Weaving between pop and jazz standards, with plenty of chestnuts from the Great American Songbook making an appearance, Buble — his lustrous lyric baritone, as affable and magnetic as his punchy, droll personality — was in fine form throughout. The stage reached deep into the room and allowed Buble to move freely among his fervent fans, snapping selfies and slapping high-fives.
He was backed by more than 30 musicians, seated on risers, including an all-female string section (which he described as being a “Dallas section” but didn’t elaborate), all of whom Buble rightly cited as a point of pride.
“There’s no pyrotechnics, no confetti – I invested my money in the greatest musicians in the world.”
It was money well-spent. The live musicians added a spark of energy Buble consistently fed off of all night, whether the mood was elated, as it was during “I Only Have Eyes for You,” “Sway” or “Such a Night,” or more subdued, when he became emotional, talking about his parents being in attendance for the first time during this tour, and paying tribute to his late grandfather before launching into “(Up a) Lazy River.”
Buble also made sure to include plenty of chatty asides, expounding at length about his day off spent out and about in Uptown with his family ("You just booed it … I don’t know what it means”), as well as his love of Owen Wilson, 7-Eleven and Slurpees.

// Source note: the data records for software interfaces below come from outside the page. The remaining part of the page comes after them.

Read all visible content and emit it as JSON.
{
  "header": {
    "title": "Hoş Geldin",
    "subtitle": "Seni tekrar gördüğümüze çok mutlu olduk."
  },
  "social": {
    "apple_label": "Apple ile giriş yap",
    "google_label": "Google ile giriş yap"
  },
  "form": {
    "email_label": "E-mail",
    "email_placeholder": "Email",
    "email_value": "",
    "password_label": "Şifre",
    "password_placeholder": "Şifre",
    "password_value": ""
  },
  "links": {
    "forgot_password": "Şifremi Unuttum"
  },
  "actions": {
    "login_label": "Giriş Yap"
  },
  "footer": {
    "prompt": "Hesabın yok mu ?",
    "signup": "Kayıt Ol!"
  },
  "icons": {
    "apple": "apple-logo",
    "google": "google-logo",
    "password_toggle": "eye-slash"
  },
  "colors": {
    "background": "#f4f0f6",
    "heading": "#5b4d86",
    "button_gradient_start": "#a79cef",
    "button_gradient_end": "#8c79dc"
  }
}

“There’s some kind of charm that transcends,” Buble said. “I love your city – I truly do.”
Some of it was probably standard insert-city-I’m-currently-performing-in patter, sure, but like everything else Buble did onstage Monday night, it also felt unerringly genuine. For all the slick style and smooth presentation, Buble is never not his relatable, goofy self. That puppy-dog willingness to be the butt of the joke – one late highlight was musical director Alan Chang playfully sniping at Buble, via the singer’s in-ear monitor, during one of his introductions where he glossed over Chang’s songwriting contributions – helps close the gap for those who might find the whole enterprise cloying to the point of nausea.

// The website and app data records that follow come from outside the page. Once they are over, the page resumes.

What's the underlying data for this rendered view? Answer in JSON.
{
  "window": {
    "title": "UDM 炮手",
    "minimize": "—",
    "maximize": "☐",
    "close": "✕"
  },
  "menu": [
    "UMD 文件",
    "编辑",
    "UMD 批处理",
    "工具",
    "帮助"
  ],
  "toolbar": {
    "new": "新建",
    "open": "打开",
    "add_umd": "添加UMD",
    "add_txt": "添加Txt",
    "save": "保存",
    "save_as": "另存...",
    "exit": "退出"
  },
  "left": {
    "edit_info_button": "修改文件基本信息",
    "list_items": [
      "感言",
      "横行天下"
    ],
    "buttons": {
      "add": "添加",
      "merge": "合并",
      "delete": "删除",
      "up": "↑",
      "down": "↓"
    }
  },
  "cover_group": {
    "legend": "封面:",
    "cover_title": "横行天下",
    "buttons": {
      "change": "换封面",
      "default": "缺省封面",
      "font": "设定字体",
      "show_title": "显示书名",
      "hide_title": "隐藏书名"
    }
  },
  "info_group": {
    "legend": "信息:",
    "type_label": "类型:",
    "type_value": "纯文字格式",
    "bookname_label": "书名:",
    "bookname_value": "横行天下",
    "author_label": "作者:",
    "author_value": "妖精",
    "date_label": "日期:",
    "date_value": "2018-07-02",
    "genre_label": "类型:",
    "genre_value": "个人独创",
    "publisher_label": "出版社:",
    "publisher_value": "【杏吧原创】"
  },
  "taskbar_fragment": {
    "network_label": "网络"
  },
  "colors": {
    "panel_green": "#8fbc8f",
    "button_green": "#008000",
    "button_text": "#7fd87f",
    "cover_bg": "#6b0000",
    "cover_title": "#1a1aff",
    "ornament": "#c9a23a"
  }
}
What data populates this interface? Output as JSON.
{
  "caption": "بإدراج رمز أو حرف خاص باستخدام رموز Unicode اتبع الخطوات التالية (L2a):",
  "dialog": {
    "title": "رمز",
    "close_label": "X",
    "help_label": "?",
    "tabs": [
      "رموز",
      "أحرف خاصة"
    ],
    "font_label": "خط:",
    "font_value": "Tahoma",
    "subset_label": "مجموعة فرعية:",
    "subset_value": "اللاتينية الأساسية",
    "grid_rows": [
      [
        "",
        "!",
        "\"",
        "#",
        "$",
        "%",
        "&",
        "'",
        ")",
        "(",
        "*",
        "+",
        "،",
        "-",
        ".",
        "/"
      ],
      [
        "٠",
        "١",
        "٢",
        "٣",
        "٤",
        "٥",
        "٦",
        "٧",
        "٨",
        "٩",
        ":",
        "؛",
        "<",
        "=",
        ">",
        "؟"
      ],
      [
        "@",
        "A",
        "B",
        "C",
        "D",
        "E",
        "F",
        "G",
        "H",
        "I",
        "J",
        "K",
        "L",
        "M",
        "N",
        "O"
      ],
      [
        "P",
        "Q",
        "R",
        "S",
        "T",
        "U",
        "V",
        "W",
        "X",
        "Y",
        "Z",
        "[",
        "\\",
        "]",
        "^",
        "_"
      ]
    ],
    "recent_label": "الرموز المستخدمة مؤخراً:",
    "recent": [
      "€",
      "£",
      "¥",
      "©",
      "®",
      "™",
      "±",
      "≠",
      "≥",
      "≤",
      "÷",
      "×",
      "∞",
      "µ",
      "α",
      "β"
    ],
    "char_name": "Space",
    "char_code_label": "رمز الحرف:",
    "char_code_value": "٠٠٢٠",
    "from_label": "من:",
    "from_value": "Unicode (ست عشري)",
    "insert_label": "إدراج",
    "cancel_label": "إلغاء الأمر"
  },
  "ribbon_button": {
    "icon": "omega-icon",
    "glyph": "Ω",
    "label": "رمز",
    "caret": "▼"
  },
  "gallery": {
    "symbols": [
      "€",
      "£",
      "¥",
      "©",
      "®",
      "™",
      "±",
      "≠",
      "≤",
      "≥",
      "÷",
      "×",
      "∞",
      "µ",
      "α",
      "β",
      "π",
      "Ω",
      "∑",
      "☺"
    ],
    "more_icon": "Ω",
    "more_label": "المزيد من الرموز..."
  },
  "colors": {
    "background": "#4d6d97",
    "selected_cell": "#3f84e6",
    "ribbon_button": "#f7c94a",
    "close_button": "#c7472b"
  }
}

The night was mostly an excuse to continually surf a wave of endorphins. As the concert built to its climax, which came as a tight combo joined Buble at the far end of the stage’s runway for a “nightclub” mini-set featuring Louis Prima (“Buona Sera Signorina”), Irving Caesar (“Just a Gigolo”) and Chuck Berry (“You Never Can Tell”) staples, I found myself reflecting upon something Buble had said much earlier, before his fans were gleefully dancing in the aisles and holding their loved ones a little tighter.
“I only want joy in my life,” he said. “When I come out here, I want to spread joy.”

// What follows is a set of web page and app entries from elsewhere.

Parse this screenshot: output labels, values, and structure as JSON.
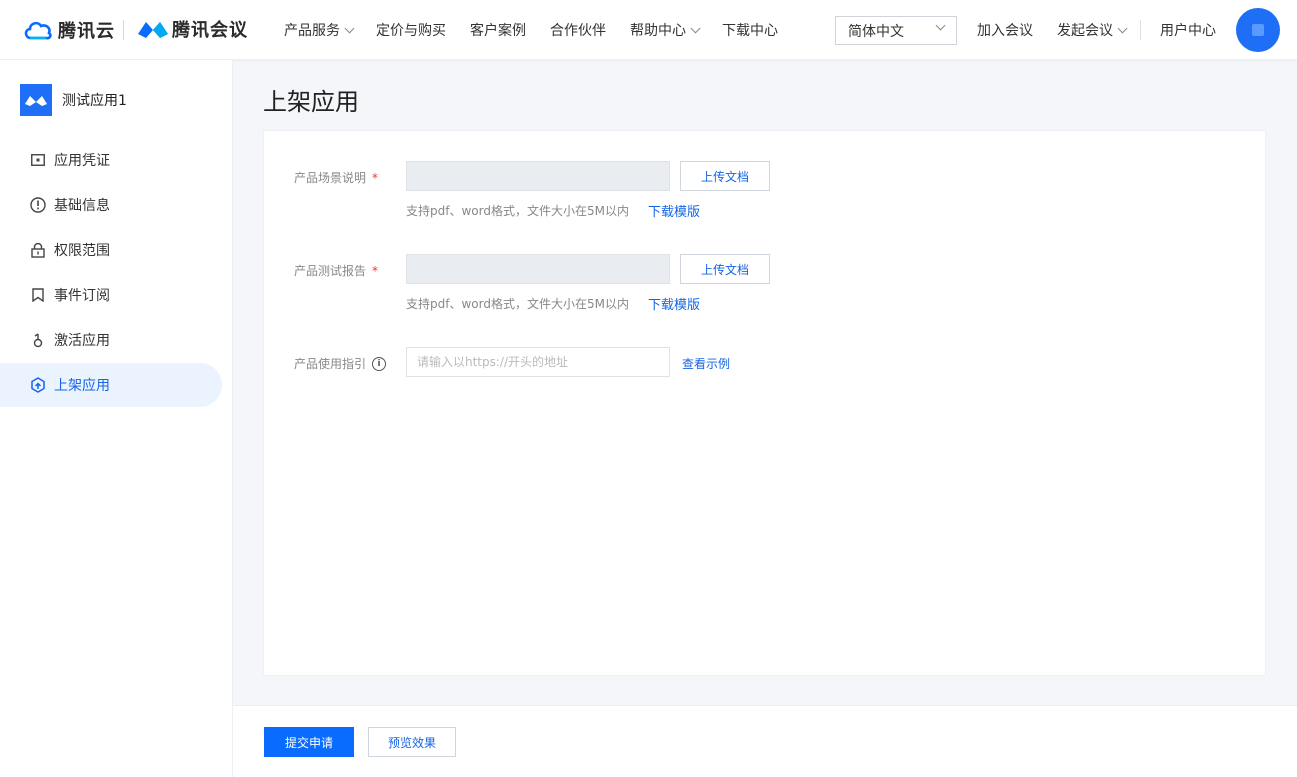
{
  "header": {
    "brand_cloud": "腾讯云",
    "brand_meeting": "腾讯会议",
    "nav": [
      {
        "label": "产品服务",
        "has_dropdown": true
      },
      {
        "label": "定价与购买",
        "has_dropdown": false
      },
      {
        "label": "客户案例",
        "has_dropdown": false
      },
      {
        "label": "合作伙伴",
        "has_dropdown": false
      },
      {
        "label": "帮助中心",
        "has_dropdown": true
      },
      {
        "label": "下载中心",
        "has_dropdown": false
      }
    ],
    "language": "简体中文",
    "join_meeting": "加入会议",
    "start_meeting": "发起会议",
    "user_center": "用户中心"
  },
  "sidebar": {
    "app_name": "测试应用1",
    "items": [
      {
        "label": "应用凭证",
        "icon": "credential-icon",
        "active": false
      },
      {
        "label": "基础信息",
        "icon": "info-circle-icon",
        "active": false
      },
      {
        "label": "权限范围",
        "icon": "lock-icon",
        "active": false
      },
      {
        "label": "事件订阅",
        "icon": "bookmark-icon",
        "active": false
      },
      {
        "label": "激活应用",
        "icon": "activate-icon",
        "active": false
      },
      {
        "label": "上架应用",
        "icon": "publish-icon",
        "active": true
      }
    ]
  },
  "main": {
    "title": "上架应用",
    "form": {
      "scene": {
        "label": "产品场景说明",
        "required": "*",
        "upload_label": "上传文档",
        "hint": "支持pdf、word格式，文件大小在5M以内",
        "template_link": "下载模版"
      },
      "report": {
        "label": "产品测试报告",
        "required": "*",
        "upload_label": "上传文档",
        "hint": "支持pdf、word格式，文件大小在5M以内",
        "template_link": "下载模版"
      },
      "guide": {
        "label": "产品使用指引",
        "value": "",
        "placeholder": "请输入以https://开头的地址",
        "example_link": "查看示例"
      }
    }
  },
  "footer": {
    "submit_label": "提交申请",
    "preview_label": "预览效果"
  },
  "colors": {
    "primary": "#0a6cff",
    "link": "#1565e6",
    "required": "#e53935",
    "active_bg": "#ebf3fe"
  }
}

In an age of so much anxiety, dread and division, what’s not to love about such a sentiment?